Task to complete |
Only a number is expected: how many lines in the data below contain the word "rate".

[[ Source data open ]]

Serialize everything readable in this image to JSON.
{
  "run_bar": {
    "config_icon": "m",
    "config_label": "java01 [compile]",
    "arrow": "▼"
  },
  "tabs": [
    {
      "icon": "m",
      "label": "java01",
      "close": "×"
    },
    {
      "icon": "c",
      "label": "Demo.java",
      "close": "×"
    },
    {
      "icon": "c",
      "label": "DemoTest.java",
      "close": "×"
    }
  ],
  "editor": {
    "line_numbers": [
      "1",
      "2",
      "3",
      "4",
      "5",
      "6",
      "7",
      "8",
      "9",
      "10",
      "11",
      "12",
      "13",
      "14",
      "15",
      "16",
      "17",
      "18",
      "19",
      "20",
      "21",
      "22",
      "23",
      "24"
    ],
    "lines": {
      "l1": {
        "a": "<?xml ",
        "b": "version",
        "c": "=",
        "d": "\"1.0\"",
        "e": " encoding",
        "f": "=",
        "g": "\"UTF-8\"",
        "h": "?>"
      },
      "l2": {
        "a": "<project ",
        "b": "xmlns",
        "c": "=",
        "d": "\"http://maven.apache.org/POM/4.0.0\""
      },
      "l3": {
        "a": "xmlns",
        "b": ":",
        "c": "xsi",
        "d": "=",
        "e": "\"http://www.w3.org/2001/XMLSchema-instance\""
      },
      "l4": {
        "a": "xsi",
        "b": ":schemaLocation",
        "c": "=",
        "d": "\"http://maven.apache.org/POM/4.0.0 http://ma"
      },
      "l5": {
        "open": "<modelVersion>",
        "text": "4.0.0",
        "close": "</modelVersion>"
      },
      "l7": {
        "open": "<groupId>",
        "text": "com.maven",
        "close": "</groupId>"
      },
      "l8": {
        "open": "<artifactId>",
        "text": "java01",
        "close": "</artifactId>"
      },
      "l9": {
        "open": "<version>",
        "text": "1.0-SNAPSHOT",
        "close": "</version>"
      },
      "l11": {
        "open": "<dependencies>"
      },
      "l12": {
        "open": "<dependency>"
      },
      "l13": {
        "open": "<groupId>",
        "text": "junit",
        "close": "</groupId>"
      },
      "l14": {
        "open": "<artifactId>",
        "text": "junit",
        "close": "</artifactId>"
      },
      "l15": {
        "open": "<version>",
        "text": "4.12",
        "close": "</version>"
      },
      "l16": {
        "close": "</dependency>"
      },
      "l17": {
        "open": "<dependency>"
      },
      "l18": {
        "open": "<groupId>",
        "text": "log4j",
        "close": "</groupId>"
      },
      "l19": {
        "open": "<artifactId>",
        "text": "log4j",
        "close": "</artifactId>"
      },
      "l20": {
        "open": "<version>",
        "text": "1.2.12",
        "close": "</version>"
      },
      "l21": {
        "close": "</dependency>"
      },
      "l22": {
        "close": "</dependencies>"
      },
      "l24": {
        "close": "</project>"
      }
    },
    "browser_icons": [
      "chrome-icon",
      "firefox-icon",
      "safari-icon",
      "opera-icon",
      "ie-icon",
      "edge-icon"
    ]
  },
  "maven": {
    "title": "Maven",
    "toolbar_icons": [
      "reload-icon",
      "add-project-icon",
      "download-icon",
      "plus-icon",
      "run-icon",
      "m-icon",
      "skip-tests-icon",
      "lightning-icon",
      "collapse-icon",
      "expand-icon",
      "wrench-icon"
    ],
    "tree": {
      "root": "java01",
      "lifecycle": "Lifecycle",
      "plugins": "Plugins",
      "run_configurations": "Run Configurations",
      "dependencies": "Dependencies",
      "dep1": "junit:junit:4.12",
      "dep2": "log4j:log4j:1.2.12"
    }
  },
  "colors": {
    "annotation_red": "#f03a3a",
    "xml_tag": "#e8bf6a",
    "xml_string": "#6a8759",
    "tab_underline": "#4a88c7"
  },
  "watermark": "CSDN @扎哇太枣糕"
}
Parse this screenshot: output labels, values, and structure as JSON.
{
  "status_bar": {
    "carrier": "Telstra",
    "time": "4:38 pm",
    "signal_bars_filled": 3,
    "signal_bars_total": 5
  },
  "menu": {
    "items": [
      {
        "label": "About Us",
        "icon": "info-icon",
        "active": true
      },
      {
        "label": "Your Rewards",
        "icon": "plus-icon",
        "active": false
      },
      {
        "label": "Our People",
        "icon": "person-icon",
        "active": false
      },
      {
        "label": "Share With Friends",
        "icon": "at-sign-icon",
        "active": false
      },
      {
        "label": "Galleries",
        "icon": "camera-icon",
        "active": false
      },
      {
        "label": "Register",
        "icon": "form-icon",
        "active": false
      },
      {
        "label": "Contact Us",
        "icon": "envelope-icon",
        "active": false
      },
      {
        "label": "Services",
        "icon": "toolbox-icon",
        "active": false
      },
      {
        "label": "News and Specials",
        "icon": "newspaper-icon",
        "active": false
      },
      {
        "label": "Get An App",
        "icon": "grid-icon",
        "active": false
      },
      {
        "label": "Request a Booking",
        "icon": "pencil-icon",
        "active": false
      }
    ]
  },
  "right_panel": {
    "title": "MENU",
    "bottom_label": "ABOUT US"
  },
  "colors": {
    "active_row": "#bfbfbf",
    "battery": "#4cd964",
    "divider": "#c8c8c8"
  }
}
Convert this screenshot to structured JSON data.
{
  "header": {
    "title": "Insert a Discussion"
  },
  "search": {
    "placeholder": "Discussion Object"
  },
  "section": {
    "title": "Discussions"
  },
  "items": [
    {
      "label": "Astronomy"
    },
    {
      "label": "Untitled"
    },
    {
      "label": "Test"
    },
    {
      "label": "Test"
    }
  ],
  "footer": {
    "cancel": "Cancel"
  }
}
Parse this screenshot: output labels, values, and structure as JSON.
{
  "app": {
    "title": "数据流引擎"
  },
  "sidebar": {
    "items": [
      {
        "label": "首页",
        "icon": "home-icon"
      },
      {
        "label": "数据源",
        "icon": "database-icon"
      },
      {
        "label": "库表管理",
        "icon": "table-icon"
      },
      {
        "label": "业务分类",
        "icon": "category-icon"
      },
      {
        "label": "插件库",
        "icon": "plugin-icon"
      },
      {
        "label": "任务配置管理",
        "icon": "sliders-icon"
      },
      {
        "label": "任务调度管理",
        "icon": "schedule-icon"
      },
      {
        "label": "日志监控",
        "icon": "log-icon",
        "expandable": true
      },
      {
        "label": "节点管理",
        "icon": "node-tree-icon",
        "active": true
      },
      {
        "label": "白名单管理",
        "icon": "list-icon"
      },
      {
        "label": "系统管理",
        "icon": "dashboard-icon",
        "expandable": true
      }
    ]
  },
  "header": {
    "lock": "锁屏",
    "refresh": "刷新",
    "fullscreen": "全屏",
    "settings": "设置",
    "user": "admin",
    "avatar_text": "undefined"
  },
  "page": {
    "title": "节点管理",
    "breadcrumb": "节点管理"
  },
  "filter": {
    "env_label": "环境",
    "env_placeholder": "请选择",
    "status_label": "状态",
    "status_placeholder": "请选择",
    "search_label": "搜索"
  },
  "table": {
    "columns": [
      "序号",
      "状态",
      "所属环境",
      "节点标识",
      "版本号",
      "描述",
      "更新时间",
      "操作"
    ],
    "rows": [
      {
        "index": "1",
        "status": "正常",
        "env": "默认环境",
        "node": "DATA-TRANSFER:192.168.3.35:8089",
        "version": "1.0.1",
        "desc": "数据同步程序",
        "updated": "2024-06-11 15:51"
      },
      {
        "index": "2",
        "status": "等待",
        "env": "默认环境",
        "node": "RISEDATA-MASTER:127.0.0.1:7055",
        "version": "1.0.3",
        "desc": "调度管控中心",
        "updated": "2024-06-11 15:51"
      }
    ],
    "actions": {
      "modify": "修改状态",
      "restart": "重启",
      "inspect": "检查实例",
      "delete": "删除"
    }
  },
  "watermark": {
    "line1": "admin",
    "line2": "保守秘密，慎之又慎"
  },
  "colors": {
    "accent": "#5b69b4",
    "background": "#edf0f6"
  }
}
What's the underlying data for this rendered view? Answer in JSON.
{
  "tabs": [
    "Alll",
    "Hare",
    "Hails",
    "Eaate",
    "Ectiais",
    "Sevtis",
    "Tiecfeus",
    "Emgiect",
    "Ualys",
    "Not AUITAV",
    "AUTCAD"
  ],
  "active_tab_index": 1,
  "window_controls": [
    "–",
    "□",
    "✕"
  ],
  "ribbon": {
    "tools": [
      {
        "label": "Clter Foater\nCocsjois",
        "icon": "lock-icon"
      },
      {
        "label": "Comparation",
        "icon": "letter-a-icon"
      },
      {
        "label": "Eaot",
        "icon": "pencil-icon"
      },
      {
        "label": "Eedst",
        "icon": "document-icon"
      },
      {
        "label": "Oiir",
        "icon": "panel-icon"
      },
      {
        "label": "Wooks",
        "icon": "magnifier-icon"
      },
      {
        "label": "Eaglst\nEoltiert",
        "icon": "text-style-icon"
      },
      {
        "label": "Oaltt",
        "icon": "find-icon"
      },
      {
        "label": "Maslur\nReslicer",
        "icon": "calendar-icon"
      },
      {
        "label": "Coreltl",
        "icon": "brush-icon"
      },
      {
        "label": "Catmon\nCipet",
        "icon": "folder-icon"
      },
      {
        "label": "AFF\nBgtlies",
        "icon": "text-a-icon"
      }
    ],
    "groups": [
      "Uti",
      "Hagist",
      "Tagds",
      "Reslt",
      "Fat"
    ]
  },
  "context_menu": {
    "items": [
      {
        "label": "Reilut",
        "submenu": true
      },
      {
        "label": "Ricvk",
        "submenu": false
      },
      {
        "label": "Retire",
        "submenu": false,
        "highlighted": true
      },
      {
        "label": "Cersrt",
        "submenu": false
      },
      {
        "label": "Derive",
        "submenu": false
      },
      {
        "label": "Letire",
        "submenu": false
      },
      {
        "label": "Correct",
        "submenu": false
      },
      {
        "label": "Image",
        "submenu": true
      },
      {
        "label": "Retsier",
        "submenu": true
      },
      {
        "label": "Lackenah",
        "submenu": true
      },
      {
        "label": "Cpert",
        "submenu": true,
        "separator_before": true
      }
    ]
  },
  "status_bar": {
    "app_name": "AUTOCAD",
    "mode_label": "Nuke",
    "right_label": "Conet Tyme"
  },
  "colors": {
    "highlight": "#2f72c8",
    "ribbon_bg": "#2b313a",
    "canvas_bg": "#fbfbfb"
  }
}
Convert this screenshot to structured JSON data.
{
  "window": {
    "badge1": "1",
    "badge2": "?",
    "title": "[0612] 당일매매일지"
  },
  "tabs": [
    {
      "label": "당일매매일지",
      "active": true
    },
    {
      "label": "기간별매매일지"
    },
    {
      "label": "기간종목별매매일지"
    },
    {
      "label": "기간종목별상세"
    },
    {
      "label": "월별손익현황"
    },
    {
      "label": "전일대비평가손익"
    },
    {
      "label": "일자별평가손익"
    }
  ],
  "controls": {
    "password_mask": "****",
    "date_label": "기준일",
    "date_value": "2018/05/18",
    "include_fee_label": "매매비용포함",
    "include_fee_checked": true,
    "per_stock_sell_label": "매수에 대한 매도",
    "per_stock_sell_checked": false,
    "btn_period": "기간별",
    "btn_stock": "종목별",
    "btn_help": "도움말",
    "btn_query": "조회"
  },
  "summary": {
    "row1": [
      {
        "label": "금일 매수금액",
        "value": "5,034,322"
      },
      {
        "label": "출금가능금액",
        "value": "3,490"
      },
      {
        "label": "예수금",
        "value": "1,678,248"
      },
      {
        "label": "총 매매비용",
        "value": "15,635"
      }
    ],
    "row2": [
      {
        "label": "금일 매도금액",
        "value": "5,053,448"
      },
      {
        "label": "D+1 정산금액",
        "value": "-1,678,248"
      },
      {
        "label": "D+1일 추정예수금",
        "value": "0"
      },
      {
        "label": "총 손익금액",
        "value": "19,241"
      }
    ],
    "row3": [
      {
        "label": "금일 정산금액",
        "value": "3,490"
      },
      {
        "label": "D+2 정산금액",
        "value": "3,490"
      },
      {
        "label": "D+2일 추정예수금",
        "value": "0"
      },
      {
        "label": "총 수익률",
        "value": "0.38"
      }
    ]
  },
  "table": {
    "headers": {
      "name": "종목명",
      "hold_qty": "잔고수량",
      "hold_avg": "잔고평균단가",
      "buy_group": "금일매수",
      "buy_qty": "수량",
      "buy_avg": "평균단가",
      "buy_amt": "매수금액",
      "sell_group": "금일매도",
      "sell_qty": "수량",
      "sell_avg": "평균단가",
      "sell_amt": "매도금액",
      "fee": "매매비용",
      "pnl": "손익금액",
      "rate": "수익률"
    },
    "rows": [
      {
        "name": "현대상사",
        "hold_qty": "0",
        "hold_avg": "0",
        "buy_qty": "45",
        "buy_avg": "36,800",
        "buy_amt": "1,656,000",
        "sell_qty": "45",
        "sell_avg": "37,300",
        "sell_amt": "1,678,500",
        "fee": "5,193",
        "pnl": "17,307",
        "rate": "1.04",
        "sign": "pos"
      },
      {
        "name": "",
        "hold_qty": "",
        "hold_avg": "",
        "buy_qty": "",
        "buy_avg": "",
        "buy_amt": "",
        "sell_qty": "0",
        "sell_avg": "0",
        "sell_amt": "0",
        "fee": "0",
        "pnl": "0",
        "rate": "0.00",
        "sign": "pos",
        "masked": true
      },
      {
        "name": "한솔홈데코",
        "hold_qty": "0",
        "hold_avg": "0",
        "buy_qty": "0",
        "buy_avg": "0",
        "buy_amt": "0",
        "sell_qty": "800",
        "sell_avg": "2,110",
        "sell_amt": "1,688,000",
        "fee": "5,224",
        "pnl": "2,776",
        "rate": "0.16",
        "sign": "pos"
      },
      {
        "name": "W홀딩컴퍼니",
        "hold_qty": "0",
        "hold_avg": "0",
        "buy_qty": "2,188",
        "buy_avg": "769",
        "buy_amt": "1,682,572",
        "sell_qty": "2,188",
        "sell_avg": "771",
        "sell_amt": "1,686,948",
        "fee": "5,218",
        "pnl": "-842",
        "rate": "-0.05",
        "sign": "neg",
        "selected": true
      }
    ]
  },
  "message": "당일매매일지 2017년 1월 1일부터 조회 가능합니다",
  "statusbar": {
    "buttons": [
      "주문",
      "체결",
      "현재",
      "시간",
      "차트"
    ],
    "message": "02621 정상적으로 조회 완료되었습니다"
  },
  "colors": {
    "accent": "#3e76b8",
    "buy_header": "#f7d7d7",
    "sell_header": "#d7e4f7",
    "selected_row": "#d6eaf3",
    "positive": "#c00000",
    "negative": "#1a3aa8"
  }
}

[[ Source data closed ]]

Written solution |
5